This card is very often found philatelitic used.

Use of the Mourning stamp was prohibited in Finland but can rarely be found abroad used in sympathy with the Finns as here on a printed matter new years greating sent from Stockholm in Sweden to Denmark

Postcard with motive of mourning stamp. This card was printed in Germany

Many postcards with the Finnish arms type of 1889 and the mourning stamp were issued around the time when the Finnish arm type went out of use. (14.01.1901)

Be aware of fake and manipulated material.

Here what seems to be Mourning stamp on a 2k Wrapper with additional franking of 2 * 1k Ring-stamps sent from Halila 29.VI.00 to a hotel in Warszawa district in Poland.

Earliest known date of used mourning stamp is 7th August 1900 ....

Date in postmark that ties mourning stamp to the wrapper is not readable only first figure is " - "
note the 2 postmarks cancelling the stamps are blurred - very normal due to contens of the wrapper - while the last postmark on the mourning stamp is quite sharp.
Very sad; but no doubt : the mourning stamp is attached to the wrapper afterwards to make the item more attractive.

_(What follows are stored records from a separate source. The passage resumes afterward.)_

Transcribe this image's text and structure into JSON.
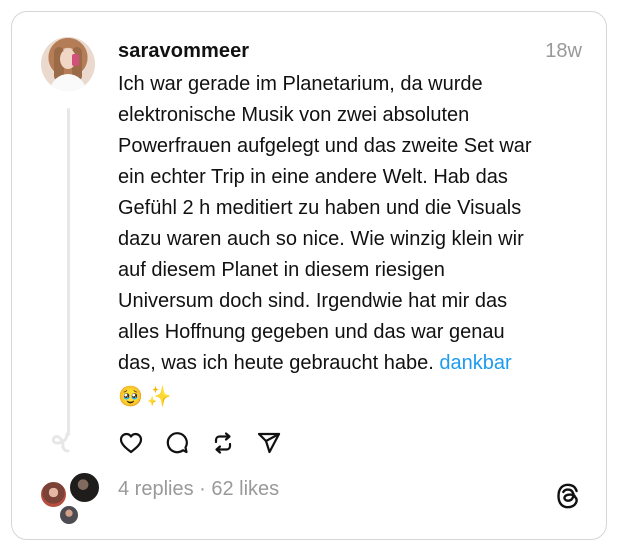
{
  "post": {
    "username": "saravommeer",
    "timestamp": "18w",
    "text": "Ich war gerade im Planetarium, da wurde\nelektronische Musik von zwei absoluten\nPowerfrauen aufgelegt und das zweite Set war\nein echter Trip in eine andere Welt. Hab das\nGefühl 2 h meditiert zu haben und die Visuals\ndazu waren auch so nice. Wie winzig klein wir\nauf diesem Planet in diesem riesigen\nUniversum doch sind. Irgendwie hat mir das\nalles Hoffnung gegeben und das war genau\ndas, was ich heute gebraucht habe. ",
    "tag": "dankbar",
    "emojis": [
      "🥹",
      "✨"
    ]
  },
  "actions": {
    "like_icon": "heart-icon",
    "comment_icon": "comment-icon",
    "repost_icon": "repost-icon",
    "share_icon": "send-icon"
  },
  "stats": {
    "text": "4 replies · 62 likes"
  },
  "colors": {
    "text": "#111111",
    "muted": "#999999",
    "tag": "#1d9bf0",
    "border": "#d6d6d6",
    "thread_line": "#e7e7e7"
  }
}
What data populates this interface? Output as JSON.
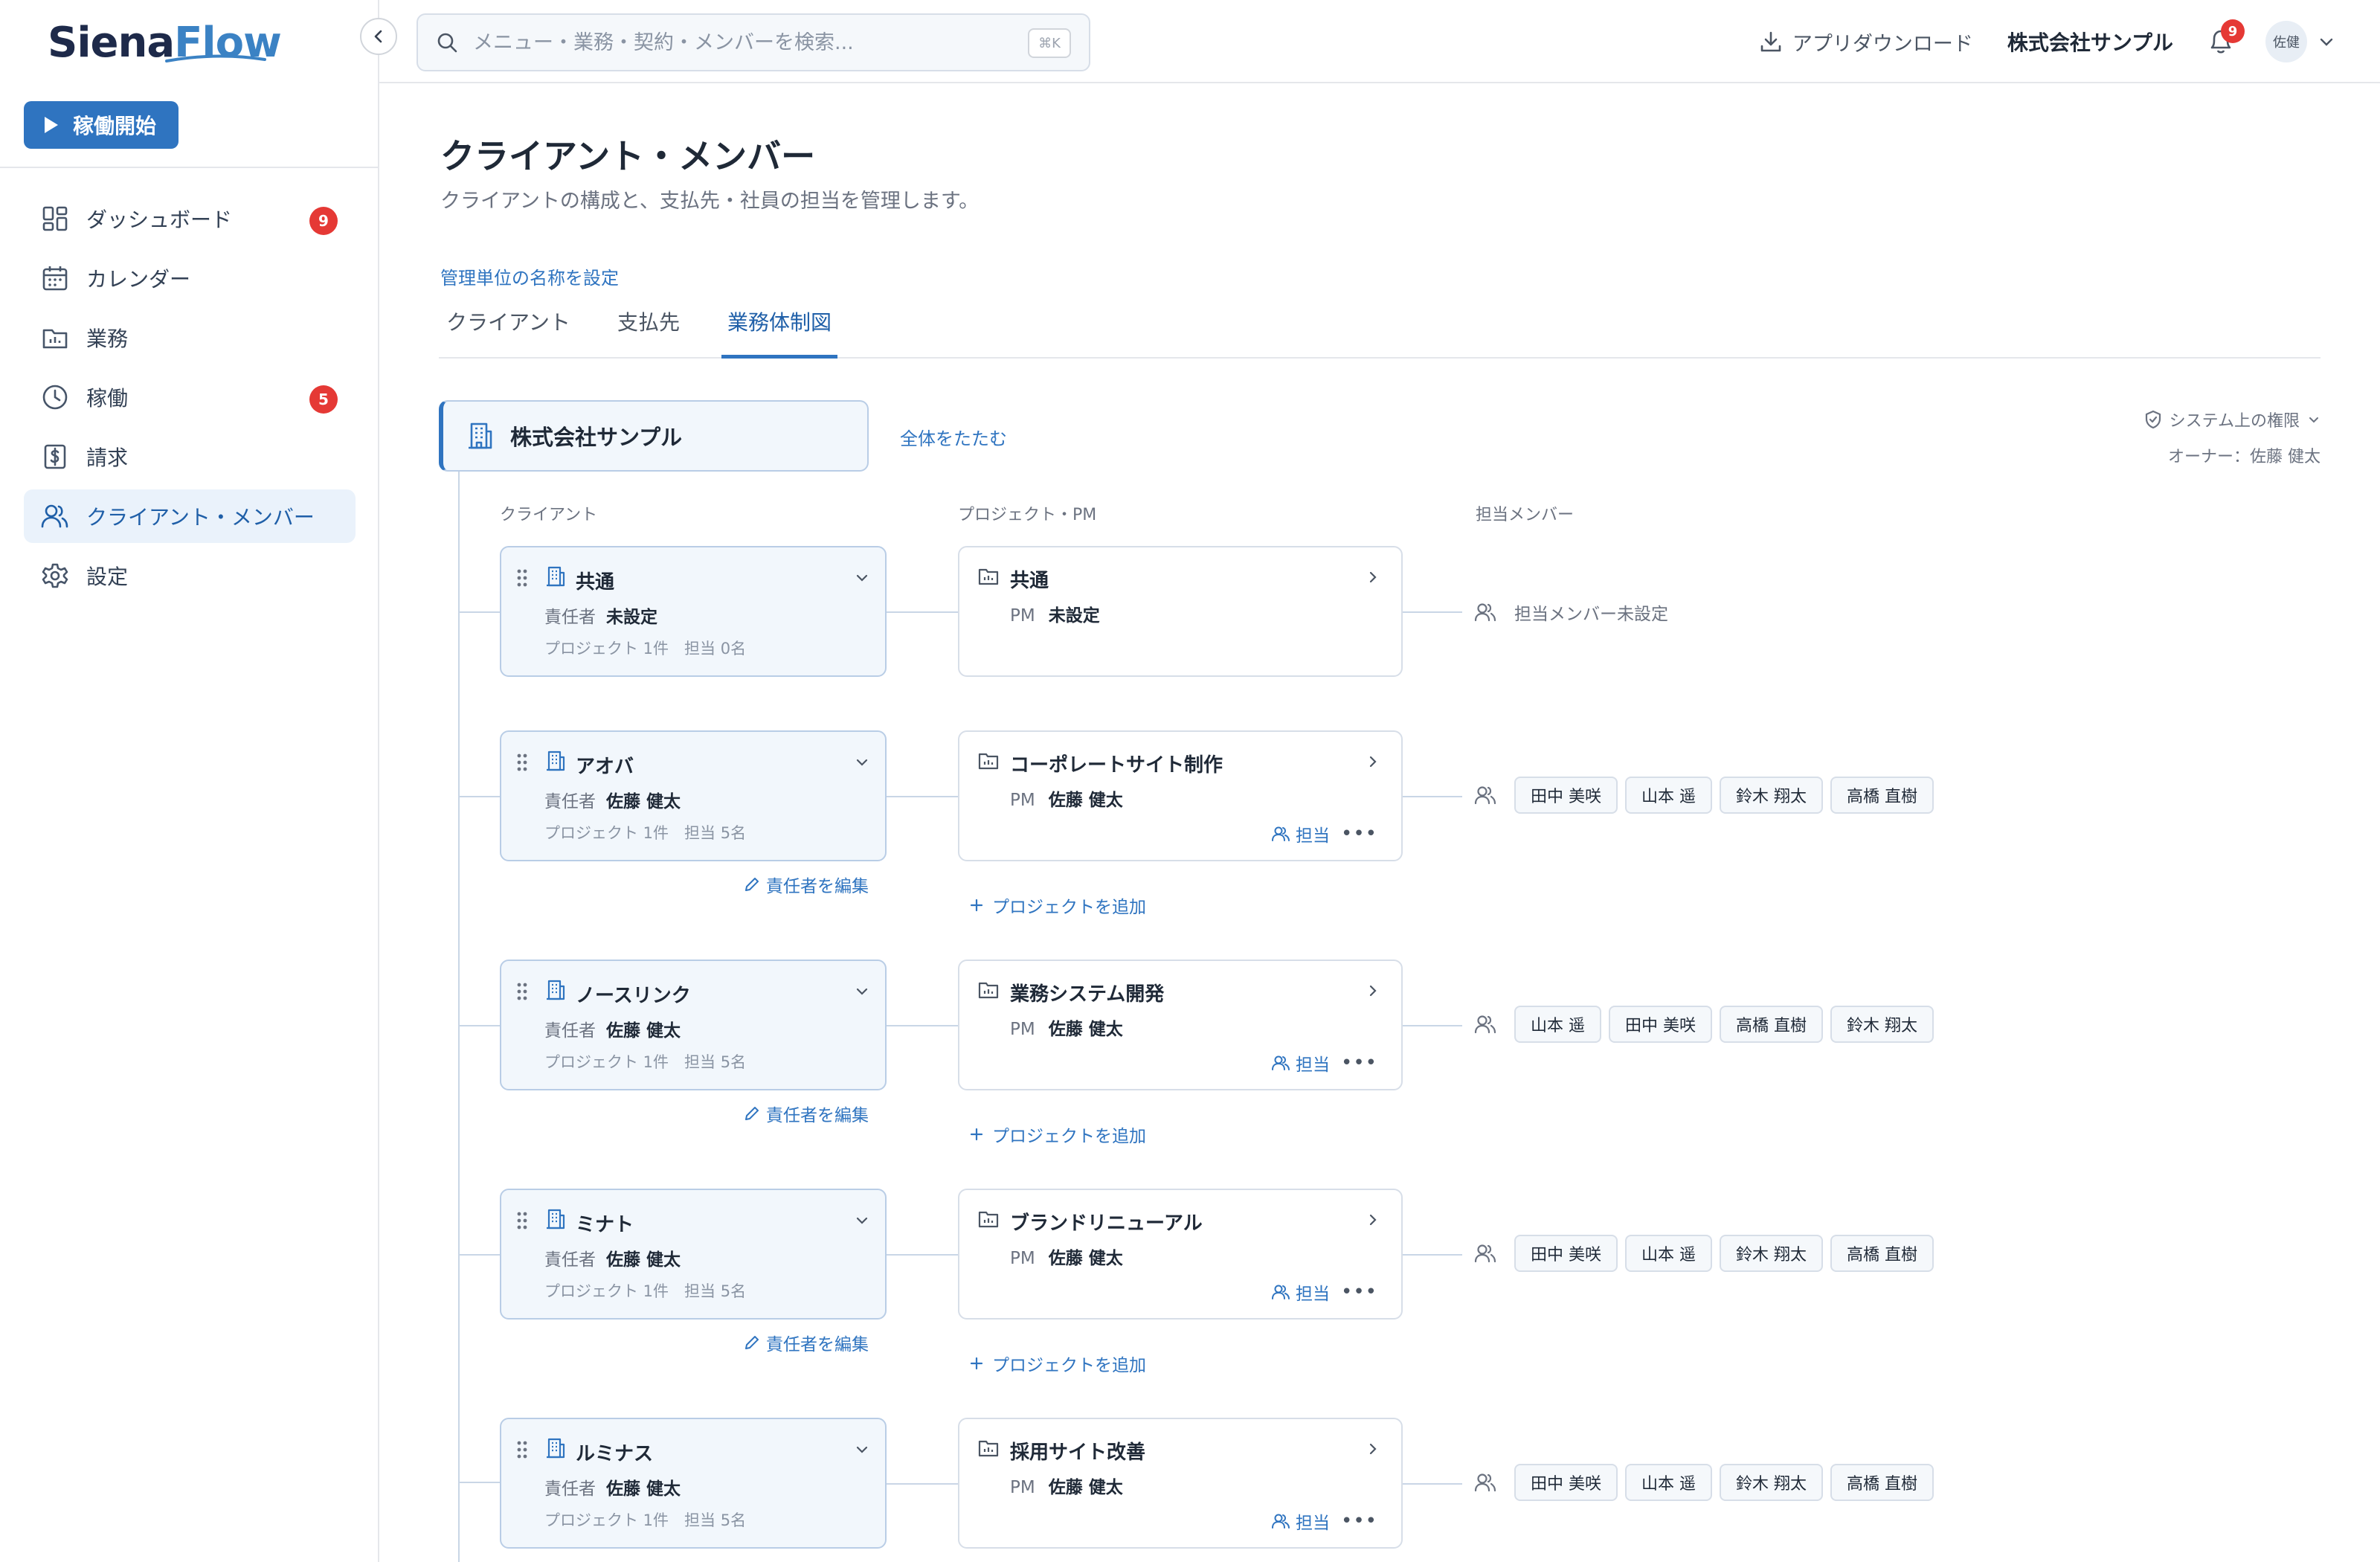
{
  "brand": {
    "logo_part1": "Siena",
    "logo_part2": "Flow"
  },
  "sidebar": {
    "start_button": "稼働開始",
    "items": [
      {
        "label": "ダッシュボード",
        "badge": "9",
        "icon": "dashboard-icon"
      },
      {
        "label": "カレンダー",
        "badge": "",
        "icon": "calendar-icon"
      },
      {
        "label": "業務",
        "badge": "",
        "icon": "folder-icon"
      },
      {
        "label": "稼働",
        "badge": "5",
        "icon": "clock-icon"
      },
      {
        "label": "請求",
        "badge": "",
        "icon": "invoice-icon"
      },
      {
        "label": "クライアント・メンバー",
        "badge": "",
        "icon": "users-icon",
        "active": true
      },
      {
        "label": "設定",
        "badge": "",
        "icon": "gear-icon"
      }
    ]
  },
  "topbar": {
    "search_placeholder": "メニュー・業務・契約・メンバーを検索...",
    "shortcut": "⌘K",
    "app_download": "アプリダウンロード",
    "company": "株式会社サンプル",
    "notification_count": "9",
    "avatar": "佐健"
  },
  "page": {
    "title": "クライアント・メンバー",
    "subtitle": "クライアントの構成と、支払先・社員の担当を管理します。",
    "unit_link": "管理単位の名称を設定",
    "tabs": [
      "クライアント",
      "支払先",
      "業務体制図"
    ],
    "active_tab": 2
  },
  "org": {
    "root_name": "株式会社サンプル",
    "collapse_all": "全体をたたむ",
    "permission": "システム上の権限",
    "owner": "オーナー：佐藤 健太",
    "col_client": "クライアント",
    "col_project": "プロジェクト・PM",
    "col_members": "担当メンバー",
    "resp_label": "責任者",
    "pm_label": "PM",
    "edit_resp": "責任者を編集",
    "add_project": "プロジェクトを追加",
    "assign": "担当",
    "no_member": "担当メンバー未設定",
    "clients": [
      {
        "name": "共通",
        "resp": "未設定",
        "stats": "プロジェクト 1件　担当 0名",
        "project": "共通",
        "pm": "未設定",
        "members": []
      },
      {
        "name": "アオバ",
        "resp": "佐藤 健太",
        "stats": "プロジェクト 1件　担当 5名",
        "project": "コーポレートサイト制作",
        "pm": "佐藤 健太",
        "members": [
          "田中 美咲",
          "山本 遥",
          "鈴木 翔太",
          "高橋 直樹"
        ]
      },
      {
        "name": "ノースリンク",
        "resp": "佐藤 健太",
        "stats": "プロジェクト 1件　担当 5名",
        "project": "業務システム開発",
        "pm": "佐藤 健太",
        "members": [
          "山本 遥",
          "田中 美咲",
          "高橋 直樹",
          "鈴木 翔太"
        ]
      },
      {
        "name": "ミナト",
        "resp": "佐藤 健太",
        "stats": "プロジェクト 1件　担当 5名",
        "project": "ブランドリニューアル",
        "pm": "佐藤 健太",
        "members": [
          "田中 美咲",
          "山本 遥",
          "鈴木 翔太",
          "高橋 直樹"
        ]
      },
      {
        "name": "ルミナス",
        "resp": "佐藤 健太",
        "stats": "プロジェクト 1件　担当 5名",
        "project": "採用サイト改善",
        "pm": "佐藤 健太",
        "members": [
          "田中 美咲",
          "山本 遥",
          "鈴木 翔太",
          "高橋 直樹"
        ]
      }
    ]
  },
  "colors": {
    "accent": "#2f74c0",
    "badge": "#e53935",
    "card_bg": "#f2f7fc"
  }
}
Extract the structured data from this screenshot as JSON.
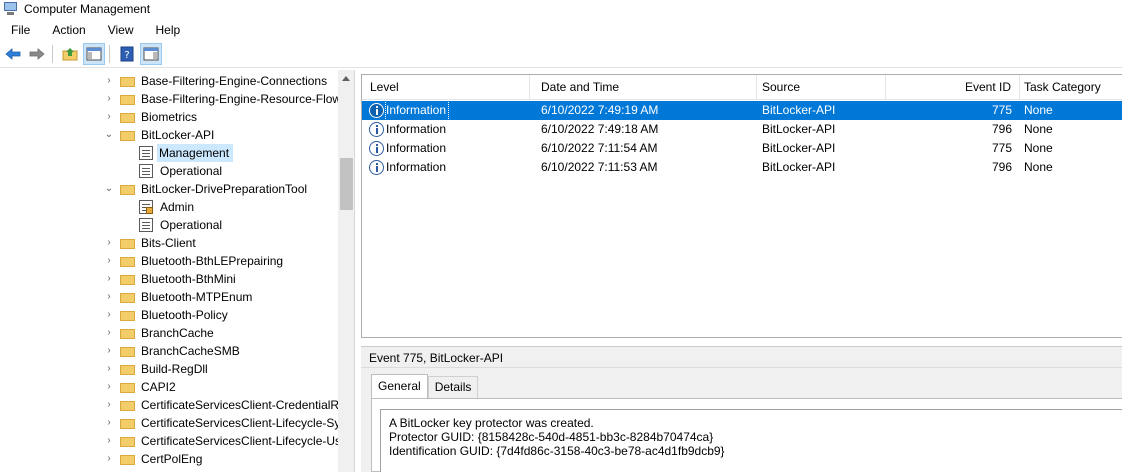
{
  "window": {
    "title": "Computer Management"
  },
  "menu": [
    "File",
    "Action",
    "View",
    "Help"
  ],
  "toolbar": {
    "icons": [
      "back-arrow-icon",
      "forward-arrow-icon",
      "up-folder-icon",
      "show-hide-tree-icon",
      "help-icon",
      "show-hide-action-pane-icon"
    ]
  },
  "tree": {
    "rows": [
      {
        "label": "Base-Filtering-Engine-Connections",
        "type": "folder",
        "chev": "›"
      },
      {
        "label": "Base-Filtering-Engine-Resource-Flow",
        "type": "folder",
        "chev": "›"
      },
      {
        "label": "Biometrics",
        "type": "folder",
        "chev": "›"
      },
      {
        "label": "BitLocker-API",
        "type": "folder",
        "chev": "⌄"
      },
      {
        "label": "Management",
        "type": "log",
        "selected": true
      },
      {
        "label": "Operational",
        "type": "log"
      },
      {
        "label": "BitLocker-DrivePreparationTool",
        "type": "folder",
        "chev": "⌄"
      },
      {
        "label": "Admin",
        "type": "admin-log"
      },
      {
        "label": "Operational",
        "type": "log"
      },
      {
        "label": "Bits-Client",
        "type": "folder",
        "chev": "›"
      },
      {
        "label": "Bluetooth-BthLEPrepairing",
        "type": "folder",
        "chev": "›"
      },
      {
        "label": "Bluetooth-BthMini",
        "type": "folder",
        "chev": "›"
      },
      {
        "label": "Bluetooth-MTPEnum",
        "type": "folder",
        "chev": "›"
      },
      {
        "label": "Bluetooth-Policy",
        "type": "folder",
        "chev": "›"
      },
      {
        "label": "BranchCache",
        "type": "folder",
        "chev": "›"
      },
      {
        "label": "BranchCacheSMB",
        "type": "folder",
        "chev": "›"
      },
      {
        "label": "Build-RegDll",
        "type": "folder",
        "chev": "›"
      },
      {
        "label": "CAPI2",
        "type": "folder",
        "chev": "›"
      },
      {
        "label": "CertificateServicesClient-CredentialRo",
        "type": "folder",
        "chev": "›"
      },
      {
        "label": "CertificateServicesClient-Lifecycle-Sy",
        "type": "folder",
        "chev": "›"
      },
      {
        "label": "CertificateServicesClient-Lifecycle-Us",
        "type": "folder",
        "chev": "›"
      },
      {
        "label": "CertPolEng",
        "type": "folder",
        "chev": "›"
      }
    ]
  },
  "events": {
    "columns": [
      "Level",
      "Date and Time",
      "Source",
      "Event ID",
      "Task Category"
    ],
    "rows": [
      {
        "level": "Information",
        "datetime": "6/10/2022 7:49:19 AM",
        "source": "BitLocker-API",
        "event_id": "775",
        "category": "None",
        "selected": true
      },
      {
        "level": "Information",
        "datetime": "6/10/2022 7:49:18 AM",
        "source": "BitLocker-API",
        "event_id": "796",
        "category": "None"
      },
      {
        "level": "Information",
        "datetime": "6/10/2022 7:11:54 AM",
        "source": "BitLocker-API",
        "event_id": "775",
        "category": "None"
      },
      {
        "level": "Information",
        "datetime": "6/10/2022 7:11:53 AM",
        "source": "BitLocker-API",
        "event_id": "796",
        "category": "None"
      }
    ]
  },
  "detail": {
    "header": "Event 775, BitLocker-API",
    "tabs": [
      "General",
      "Details"
    ],
    "message": [
      "A BitLocker key protector was created.",
      "Protector GUID: {8158428c-540d-4851-bb3c-8284b70474ca}",
      "Identification GUID: {7d4fd86c-3158-40c3-be78-ac4d1fb9dcb9}"
    ]
  },
  "colors": {
    "selection": "#0078d7",
    "tree_selection": "#cce8ff",
    "folder": "#f3cd6a"
  }
}
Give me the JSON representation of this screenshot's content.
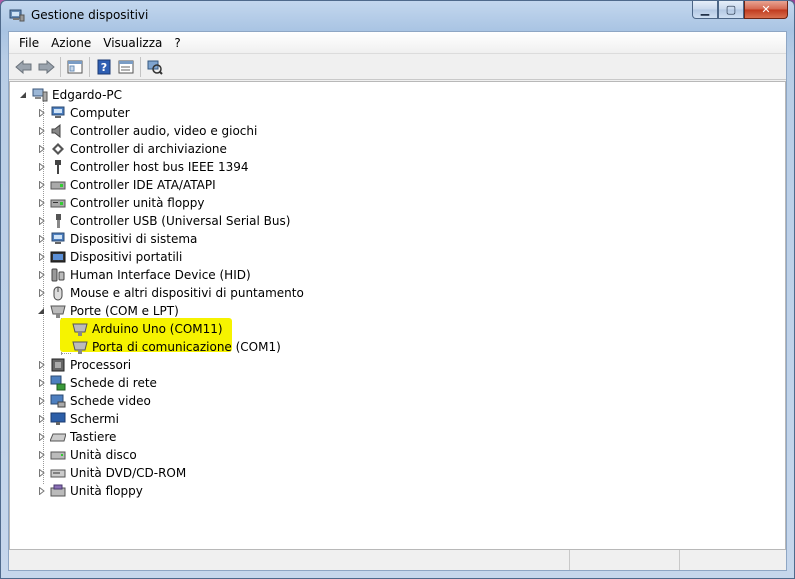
{
  "window": {
    "title": "Gestione dispositivi"
  },
  "caption": {
    "minimize": "▁",
    "maximize": "▢",
    "close": "✕"
  },
  "menu": [
    "File",
    "Azione",
    "Visualizza",
    "?"
  ],
  "tree": {
    "root": "Edgardo-PC",
    "categories": [
      {
        "label": "Computer",
        "icon": "computer-icon"
      },
      {
        "label": "Controller audio, video e giochi",
        "icon": "speaker-icon"
      },
      {
        "label": "Controller di archiviazione",
        "icon": "storage-icon"
      },
      {
        "label": "Controller host bus IEEE 1394",
        "icon": "firewire-icon"
      },
      {
        "label": "Controller IDE ATA/ATAPI",
        "icon": "ide-icon"
      },
      {
        "label": "Controller unità floppy",
        "icon": "floppy-controller-icon"
      },
      {
        "label": "Controller USB (Universal Serial Bus)",
        "icon": "usb-icon"
      },
      {
        "label": "Dispositivi di sistema",
        "icon": "system-device-icon"
      },
      {
        "label": "Dispositivi portatili",
        "icon": "portable-device-icon"
      },
      {
        "label": "Human Interface Device (HID)",
        "icon": "hid-icon"
      },
      {
        "label": "Mouse e altri dispositivi di puntamento",
        "icon": "mouse-icon"
      },
      {
        "label": "Porte (COM e LPT)",
        "icon": "port-icon",
        "expanded": true,
        "children": [
          {
            "label": "Arduino Uno (COM11)",
            "icon": "port-icon"
          },
          {
            "label": "Porta di comunicazione (COM1)",
            "icon": "port-icon"
          }
        ]
      },
      {
        "label": "Processori",
        "icon": "processor-icon"
      },
      {
        "label": "Schede di rete",
        "icon": "network-icon"
      },
      {
        "label": "Schede video",
        "icon": "display-adapter-icon"
      },
      {
        "label": "Schermi",
        "icon": "monitor-icon"
      },
      {
        "label": "Tastiere",
        "icon": "keyboard-icon"
      },
      {
        "label": "Unità disco",
        "icon": "disk-drive-icon"
      },
      {
        "label": "Unità DVD/CD-ROM",
        "icon": "dvd-icon"
      },
      {
        "label": "Unità floppy",
        "icon": "floppy-drive-icon"
      }
    ]
  },
  "colors": {
    "highlight": "#f6f300",
    "titlebar": "#b8cde6"
  }
}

Another doubtful item:
Seems to be cover franked with a mourning stamp and 5pcs of the 2p m/89 stamp all nicely postmarked Helsinki -7.III.01. and sent to Berlin
.... no clear arrival postmark .... wrong rate .... and these stamps were no longer valid franking.

The Finnish Philatelist
Vol. 6, No. 1 • February 2001 • Whole Number 17

Charity Issues     Mourning Stamp    ¦ ¦     TB. / Christmas Stamps    ¦ ¦     War Charity Issues    ¦ ¦    
Opdateret d. 16. Feb. 2011